When he lost his world title last November in an indifferent display against Norwegian star Magnus Carlsen, the chess world was ready to write off 44-year-old Vishwanathan Anand as an ageing phenomenon whose glory days were all but over.
After all, the Indian giant had already made his claim to chess immortality by a five-time conquest of the world championship, a 19-year feat that may well remain unblemished in the history books. Also, his humiliation at the hands of the young Norwegian was so complete that it seemed to mark a point of his decline.
But to the amazement, if not the delight, of chess lovers across the globe, the Tiger from Chennai has now demonstrated that the royal game also has its glorious uncertainties.
Anand, who had failed to win a game in his clash with Carlsen, played unbeaten in the recent Candidates tournament earning a handsome victory against seven of the world’s best and a rematch against the brilliant youngster who had dethroned him.
The Indian icon won three games and drew eleven in the double round-robin elimination contest in Khanty Mansiyisk. He finished on eight and a half points, a full point ahead of second-placed Segey Karjakin. His marathon 91-move draw against the Russian in the penultimate round assured him of an unassailable lead after top seed Levon Aronian suffered a painful upset against world No. 43 Dimitry Andrekin.
Anand opened his re-match campaign with a spectacular win over pre-tournament favourite Aronian, skillfully trapping his opponent’s knight at the edge of the board.
In the third round, the ex-champion crushed Mamedyarov with a tactical onslaught, a clear indication that he was back in top form. Round nine produced the turning point as Kramnik and Aronian, both hot on his heels, went under while Anand dispatched his old rival Vaselin Topalov.

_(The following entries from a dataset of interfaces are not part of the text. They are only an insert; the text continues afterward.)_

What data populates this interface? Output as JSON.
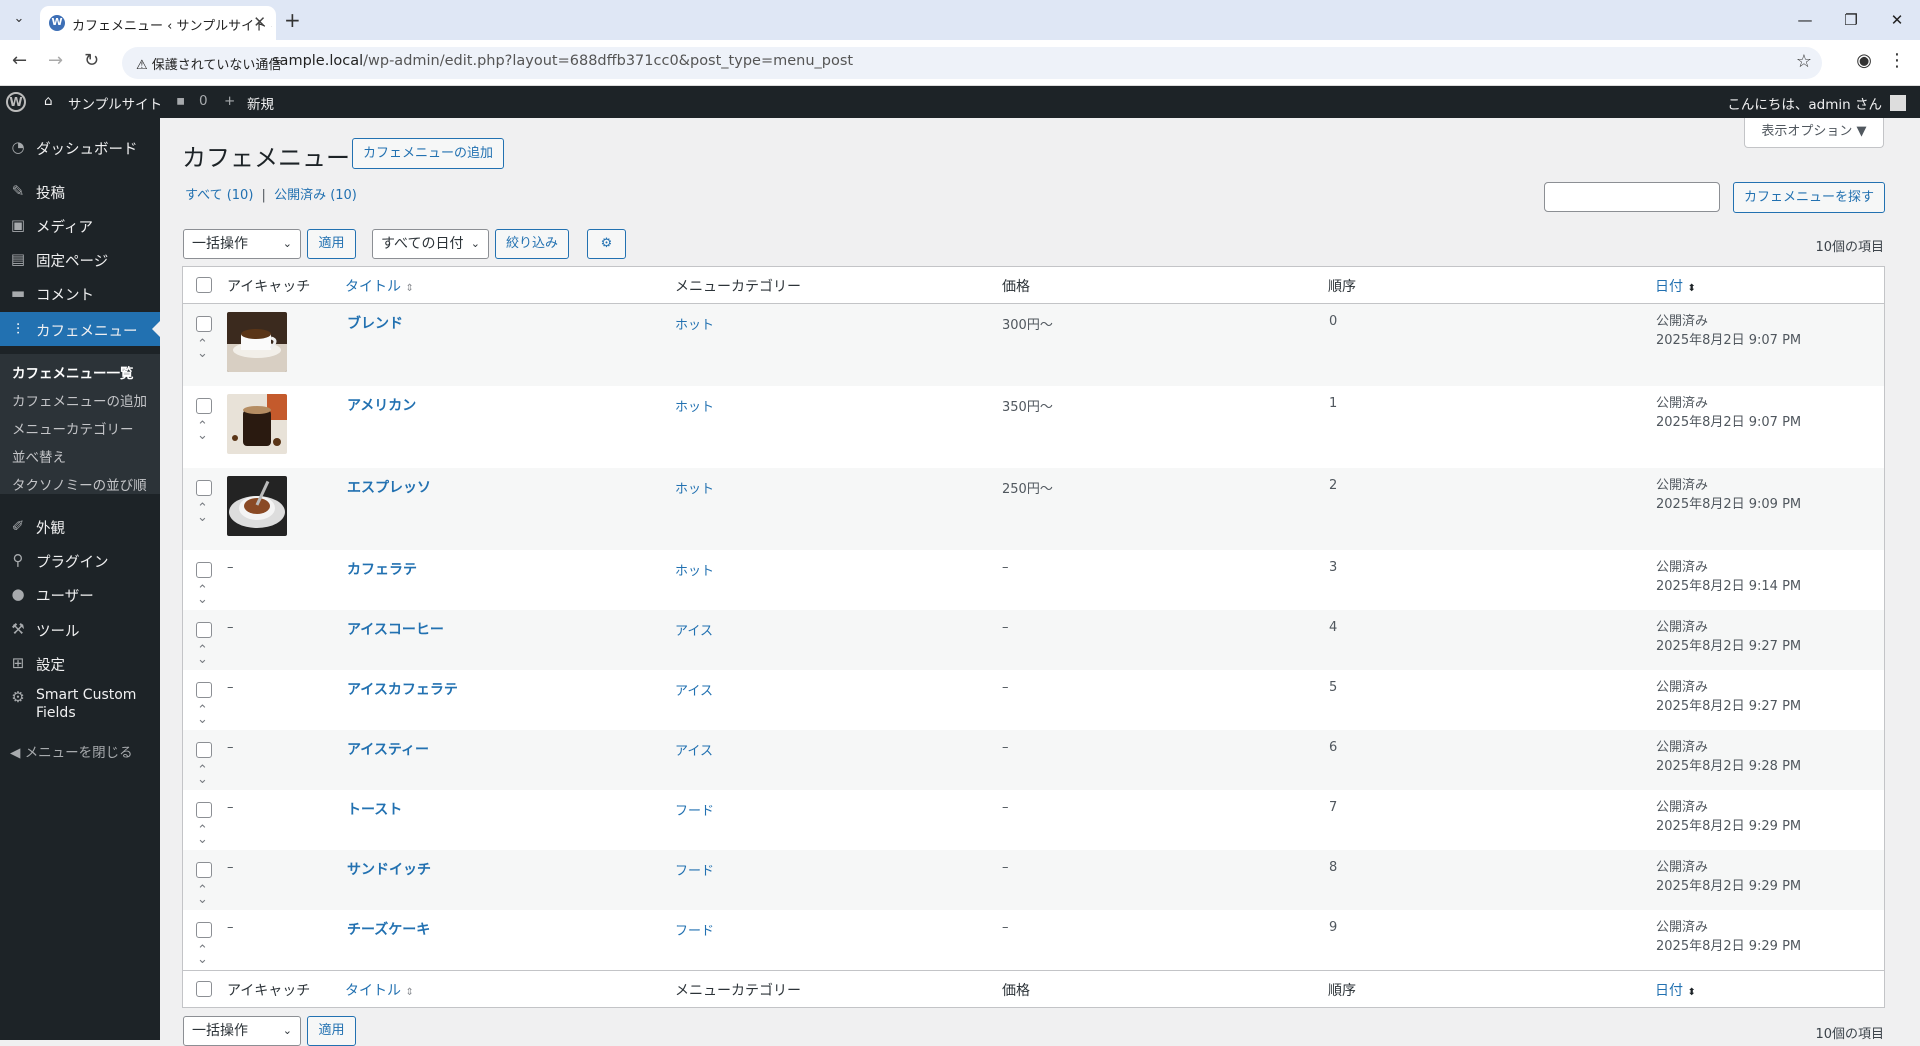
{
  "browser": {
    "tab_title": "カフェメニュー ‹ サンプルサイト — Wo",
    "security_label": "保護されていない通信",
    "url_host": "sample.local",
    "url_path": "/wp-admin/edit.php?layout=688dffb371cc0&post_type=menu_post"
  },
  "adminbar": {
    "site_name": "サンプルサイト",
    "comments_count": "0",
    "new_label": "新規",
    "greeting": "こんにちは、admin さん"
  },
  "sidebar": {
    "items": [
      {
        "label": "ダッシュボード",
        "icon": "dashboard-icon"
      },
      {
        "label": "投稿",
        "icon": "pin-icon"
      },
      {
        "label": "メディア",
        "icon": "media-icon"
      },
      {
        "label": "固定ページ",
        "icon": "page-icon"
      },
      {
        "label": "コメント",
        "icon": "comment-icon"
      },
      {
        "label": "カフェメニュー",
        "icon": "food-icon"
      },
      {
        "label": "外観",
        "icon": "brush-icon"
      },
      {
        "label": "プラグイン",
        "icon": "plugin-icon"
      },
      {
        "label": "ユーザー",
        "icon": "user-icon"
      },
      {
        "label": "ツール",
        "icon": "wrench-icon"
      },
      {
        "label": "設定",
        "icon": "settings-icon"
      },
      {
        "label": "Smart Custom",
        "label2": "Fields",
        "icon": "gear-icon"
      }
    ],
    "submenu": [
      "カフェメニュー一覧",
      "カフェメニューの追加",
      "メニューカテゴリー",
      "並べ替え",
      "タクソノミーの並び順"
    ],
    "collapse": "メニューを閉じる"
  },
  "page": {
    "title": "カフェメニュー",
    "add_new": "カフェメニューの追加",
    "screen_options": "表示オプション ▼",
    "view_all": "すべて (10)",
    "view_sep": "|",
    "view_published": "公開済み (10)",
    "search_button": "カフェメニューを探す",
    "bulk_action": "一括操作",
    "apply": "適用",
    "date_filter": "すべての日付",
    "filter_button": "絞り込み",
    "item_count": "10個の項目"
  },
  "table": {
    "headers": {
      "thumbnail": "アイキャッチ",
      "title": "タイトル",
      "category": "メニューカテゴリー",
      "price": "価格",
      "order": "順序",
      "date": "日付"
    },
    "rows": [
      {
        "title": "ブレンド",
        "category": "ホット",
        "price": "300円〜",
        "order": "0",
        "status": "公開済み",
        "date": "2025年8月2日 9:07 PM",
        "thumb": "coffee-cup"
      },
      {
        "title": "アメリカン",
        "category": "ホット",
        "price": "350円〜",
        "order": "1",
        "status": "公開済み",
        "date": "2025年8月2日 9:07 PM",
        "thumb": "glass-coffee"
      },
      {
        "title": "エスプレッソ",
        "category": "ホット",
        "price": "250円〜",
        "order": "2",
        "status": "公開済み",
        "date": "2025年8月2日 9:09 PM",
        "thumb": "espresso"
      },
      {
        "title": "カフェラテ",
        "category": "ホット",
        "price": "–",
        "order": "3",
        "status": "公開済み",
        "date": "2025年8月2日 9:14 PM",
        "thumb": "–"
      },
      {
        "title": "アイスコーヒー",
        "category": "アイス",
        "price": "–",
        "order": "4",
        "status": "公開済み",
        "date": "2025年8月2日 9:27 PM",
        "thumb": "–"
      },
      {
        "title": "アイスカフェラテ",
        "category": "アイス",
        "price": "–",
        "order": "5",
        "status": "公開済み",
        "date": "2025年8月2日 9:27 PM",
        "thumb": "–"
      },
      {
        "title": "アイスティー",
        "category": "アイス",
        "price": "–",
        "order": "6",
        "status": "公開済み",
        "date": "2025年8月2日 9:28 PM",
        "thumb": "–"
      },
      {
        "title": "トースト",
        "category": "フード",
        "price": "–",
        "order": "7",
        "status": "公開済み",
        "date": "2025年8月2日 9:29 PM",
        "thumb": "–"
      },
      {
        "title": "サンドイッチ",
        "category": "フード",
        "price": "–",
        "order": "8",
        "status": "公開済み",
        "date": "2025年8月2日 9:29 PM",
        "thumb": "–"
      },
      {
        "title": "チーズケーキ",
        "category": "フード",
        "price": "–",
        "order": "9",
        "status": "公開済み",
        "date": "2025年8月2日 9:29 PM",
        "thumb": "–"
      }
    ]
  },
  "colors": {
    "accent": "#2271b1",
    "admin_bg": "#1d2327",
    "content_bg": "#f0f0f1"
  }
}
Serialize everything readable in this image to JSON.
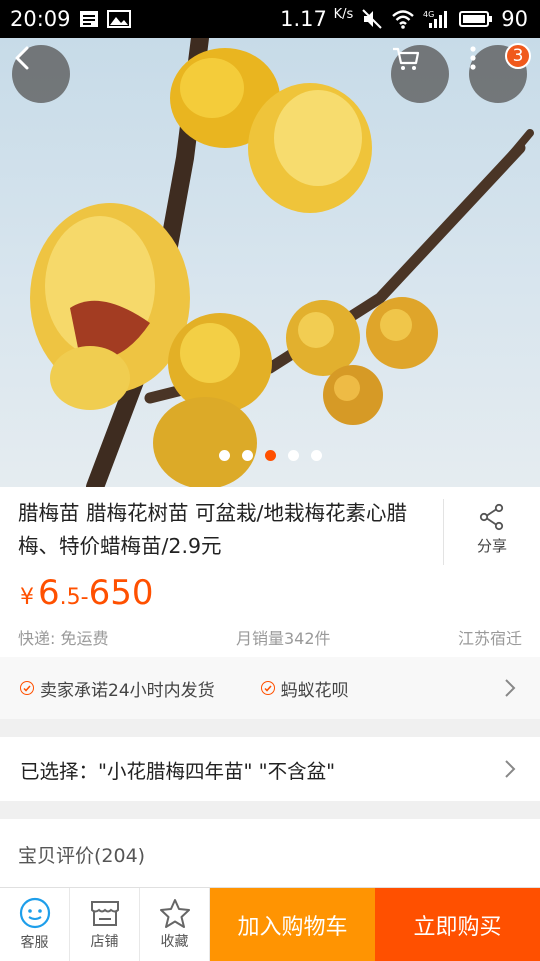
{
  "status_bar": {
    "time": "20:09",
    "speed": "1.17",
    "speed_unit": "K/s",
    "network": "4G",
    "battery": "90"
  },
  "hero": {
    "cart_badge": "3",
    "slide_count": 5,
    "active_slide": 3
  },
  "product": {
    "title": "腊梅苗 腊梅花树苗 可盆栽/地栽梅花素心腊梅、特价蜡梅苗/2.9元",
    "share_label": "分享",
    "price": {
      "symbol": "¥",
      "low_int": "6",
      "low_dec": ".5",
      "sep": "-",
      "high": "650"
    },
    "shipping": "快递: 免运费",
    "monthly_sales": "月销量342件",
    "location": "江苏宿迁"
  },
  "promises": {
    "item1": "卖家承诺24小时内发货",
    "item2": "蚂蚁花呗"
  },
  "selection": {
    "text": "已选择：\"小花腊梅四年苗\" \"不含盆\""
  },
  "reviews": {
    "title": "宝贝评价(204)"
  },
  "bottom_bar": {
    "service": "客服",
    "shop": "店铺",
    "favorite": "收藏",
    "add_to_cart": "加入购物车",
    "buy_now": "立即购买"
  },
  "colors": {
    "accent": "#ff5000",
    "cart_button": "#ff9402"
  }
}
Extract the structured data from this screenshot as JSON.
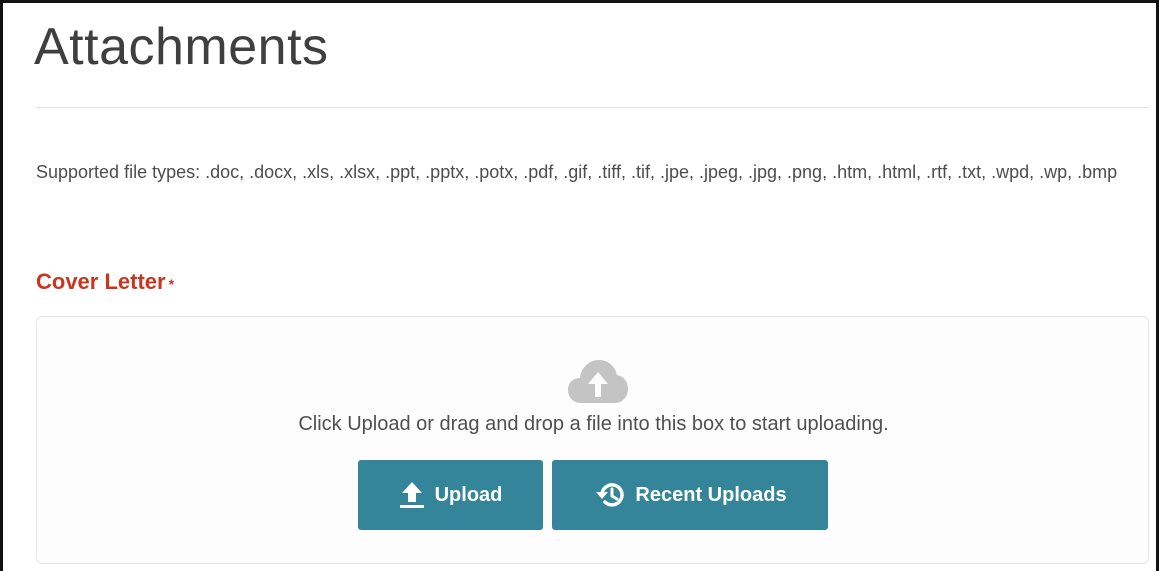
{
  "page": {
    "title": "Attachments",
    "supported_types_text": "Supported file types: .doc, .docx, .xls, .xlsx, .ppt, .pptx, .potx, .pdf, .gif, .tiff, .tif, .jpe, .jpeg, .jpg, .png, .htm, .html, .rtf, .txt, .wpd, .wp, .bmp"
  },
  "cover_letter": {
    "label": "Cover Letter",
    "required_marker": "*",
    "dropzone": {
      "icon": "cloud-upload-icon",
      "instructions": "Click Upload or drag and drop a file into this box to start uploading."
    },
    "buttons": {
      "upload_label": "Upload",
      "upload_icon": "upload-arrow-icon",
      "recent_label": "Recent Uploads",
      "recent_icon": "history-icon"
    }
  },
  "colors": {
    "label_required": "#c9361f",
    "button_bg": "#34849a",
    "cloud_icon": "#c4c4c4"
  }
}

Clearly working in Anand’s favour also was the quality of the Candidates where every combatant was capable of bringing down a fancied opponent. And so the story went. The final table made for strange reading, with one player undefeated and every one else losing at least twice.
The Times of India observed: “It is clear that despite losing his ability to churn out masterpieces, Anand’s solidity and risk free chess proved to be a big factor in the Candidates.”
Some commentators have hailed the 44-year-old Indian’s victory as “one of the greatest comebacks in chess history.”
So far, of course, Anand’s performance is certainly impressive, but others feel that his “comeback” would not really be complete if he fails to regain the world title from the young Norwegian who relieved him of it last November.
Whatever the case, the amiable Indian genius has now become the second oldest player in FIDE world chess championship history to win a rematch. Only Vicktor Korchnoi was older (50) when he earned a rematch with Karpov in 1981. Mikhail Botvinnik also dethroned Mikhail Tal in 1961 at the age of 50 but he benefited from the policy of a direct rematch.
Now what do the commentators say about Anand’s chances of achieving an unbelievable sixth reign as world chess champion?
“It’s hard to say if Anand is playing any better than he played against me,” says Carlsen. “But then Chennai was a different kind of game. He is more pragmatic in his approach, maybe too pragmatic at times.”
The legendary Kasparov tweets: “Anand will be the underdog to Carlsen, clearly. But chess history has shown rematches have their own dynamics. Rarely a repeat of the first.”
English GM Nigel Short prophesied that Anand would not succeed in recapturing the world title because “top class chess is a young man’s game.”
One commentator sent this message to Carlsen: “This is not the same Vishy you faced last year. Vishy is coming back for his throne.”
DR’s guess: We’ll just have to wait and see.